Records supplied:
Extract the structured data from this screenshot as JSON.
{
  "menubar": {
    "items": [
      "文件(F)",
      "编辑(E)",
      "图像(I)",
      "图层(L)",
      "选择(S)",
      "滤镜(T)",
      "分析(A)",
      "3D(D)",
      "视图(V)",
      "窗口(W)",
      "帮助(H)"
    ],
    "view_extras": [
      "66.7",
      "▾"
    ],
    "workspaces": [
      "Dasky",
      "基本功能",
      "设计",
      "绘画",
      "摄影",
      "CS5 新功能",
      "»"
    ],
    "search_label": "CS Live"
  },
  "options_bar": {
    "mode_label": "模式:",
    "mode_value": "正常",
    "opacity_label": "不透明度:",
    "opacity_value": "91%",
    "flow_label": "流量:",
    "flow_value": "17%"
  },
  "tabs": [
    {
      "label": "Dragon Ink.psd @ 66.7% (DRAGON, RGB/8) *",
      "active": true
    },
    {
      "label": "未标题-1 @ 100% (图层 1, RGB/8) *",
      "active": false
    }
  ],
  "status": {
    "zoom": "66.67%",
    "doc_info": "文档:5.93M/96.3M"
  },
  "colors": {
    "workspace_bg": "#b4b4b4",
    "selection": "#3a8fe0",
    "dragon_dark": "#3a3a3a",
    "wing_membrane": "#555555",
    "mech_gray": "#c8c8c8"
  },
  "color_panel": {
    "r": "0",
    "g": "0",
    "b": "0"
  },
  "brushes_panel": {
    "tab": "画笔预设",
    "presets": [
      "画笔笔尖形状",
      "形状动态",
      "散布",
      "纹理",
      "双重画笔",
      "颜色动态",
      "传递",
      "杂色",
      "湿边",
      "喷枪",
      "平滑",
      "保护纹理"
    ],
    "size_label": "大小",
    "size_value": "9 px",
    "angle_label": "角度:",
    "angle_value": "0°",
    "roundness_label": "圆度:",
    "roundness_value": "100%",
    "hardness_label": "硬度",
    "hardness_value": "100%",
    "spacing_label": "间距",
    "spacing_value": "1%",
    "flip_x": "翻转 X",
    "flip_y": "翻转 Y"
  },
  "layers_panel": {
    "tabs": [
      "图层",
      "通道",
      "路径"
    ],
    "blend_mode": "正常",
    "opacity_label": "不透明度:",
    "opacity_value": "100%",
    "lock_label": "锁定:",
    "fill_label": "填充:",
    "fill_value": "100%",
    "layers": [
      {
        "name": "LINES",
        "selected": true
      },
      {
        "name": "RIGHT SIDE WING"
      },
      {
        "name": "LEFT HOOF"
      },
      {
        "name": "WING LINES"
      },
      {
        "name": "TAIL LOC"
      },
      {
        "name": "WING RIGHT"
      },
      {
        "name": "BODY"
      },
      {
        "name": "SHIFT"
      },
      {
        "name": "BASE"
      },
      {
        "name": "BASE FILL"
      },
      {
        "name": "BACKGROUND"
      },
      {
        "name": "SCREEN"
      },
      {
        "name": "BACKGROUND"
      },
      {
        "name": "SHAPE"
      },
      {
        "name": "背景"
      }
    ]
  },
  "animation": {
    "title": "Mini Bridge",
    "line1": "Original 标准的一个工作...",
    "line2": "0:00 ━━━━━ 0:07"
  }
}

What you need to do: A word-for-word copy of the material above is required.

Result:
Extract the structured data from this screenshot as JSON.
{
  "menubar": {
    "items": [
      "文件(F)",
      "编辑(E)",
      "图像(I)",
      "图层(L)",
      "选择(S)",
      "滤镜(T)",
      "分析(A)",
      "3D(D)",
      "视图(V)",
      "窗口(W)",
      "帮助(H)"
    ],
    "view_extras": [
      "66.7",
      "▾"
    ],
    "workspaces": [
      "Dasky",
      "基本功能",
      "设计",
      "绘画",
      "摄影",
      "CS5 新功能",
      "»"
    ],
    "search_label": "CS Live"
  },
  "options_bar": {
    "mode_label": "模式:",
    "mode_value": "正常",
    "opacity_label": "不透明度:",
    "opacity_value": "91%",
    "flow_label": "流量:",
    "flow_value": "17%"
  },
  "tabs": [
    {
      "label": "Dragon Ink.psd @ 66.7% (DRAGON, RGB/8) *",
      "active": true
    },
    {
      "label": "未标题-1 @ 100% (图层 1, RGB/8) *",
      "active": false
    }
  ],
  "status": {
    "zoom": "66.67%",
    "doc_info": "文档:5.93M/96.3M"
  },
  "colors": {
    "workspace_bg": "#b4b4b4",
    "selection": "#3a8fe0",
    "dragon_dark": "#3a3a3a",
    "wing_membrane": "#555555",
    "mech_gray": "#c8c8c8"
  },
  "color_panel": {
    "r": "0",
    "g": "0",
    "b": "0"
  },
  "brushes_panel": {
    "tab": "画笔预设",
    "presets": [
      "画笔笔尖形状",
      "形状动态",
      "散布",
      "纹理",
      "双重画笔",
      "颜色动态",
      "传递",
      "杂色",
      "湿边",
      "喷枪",
      "平滑",
      "保护纹理"
    ],
    "size_label": "大小",
    "size_value": "9 px",
    "angle_label": "角度:",
    "angle_value": "0°",
    "roundness_label": "圆度:",
    "roundness_value": "100%",
    "hardness_label": "硬度",
    "hardness_value": "100%",
    "spacing_label": "间距",
    "spacing_value": "1%",
    "flip_x": "翻转 X",
    "flip_y": "翻转 Y"
  },
  "layers_panel": {
    "tabs": [
      "图层",
      "通道",
      "路径"
    ],
    "blend_mode": "正常",
    "opacity_label": "不透明度:",
    "opacity_value": "100%",
    "lock_label": "锁定:",
    "fill_label": "填充:",
    "fill_value": "100%",
    "layers": [
      {
        "name": "LINES",
        "selected": true
      },
      {
        "name": "RIGHT SIDE WING"
      },
      {
        "name": "LEFT HOOF"
      },
      {
        "name": "WING LINES"
      },
      {
        "name": "TAIL LOC"
      },
      {
        "name": "WING RIGHT"
      },
      {
        "name": "BODY"
      },
      {
        "name": "SHIFT"
      },
      {
        "name": "BASE"
      },
      {
        "name": "BASE FILL"
      },
      {
        "name": "BACKGROUND"
      },
      {
        "name": "SCREEN"
      },
      {
        "name": "BACKGROUND"
      },
      {
        "name": "SHAPE"
      },
      {
        "name": "背景"
      }
    ]
  },
  "animation": {
    "title": "Mini Bridge",
    "line1": "Original 标准的一个工作...",
    "line2": "0:00 ━━━━━ 0:07"
  }
}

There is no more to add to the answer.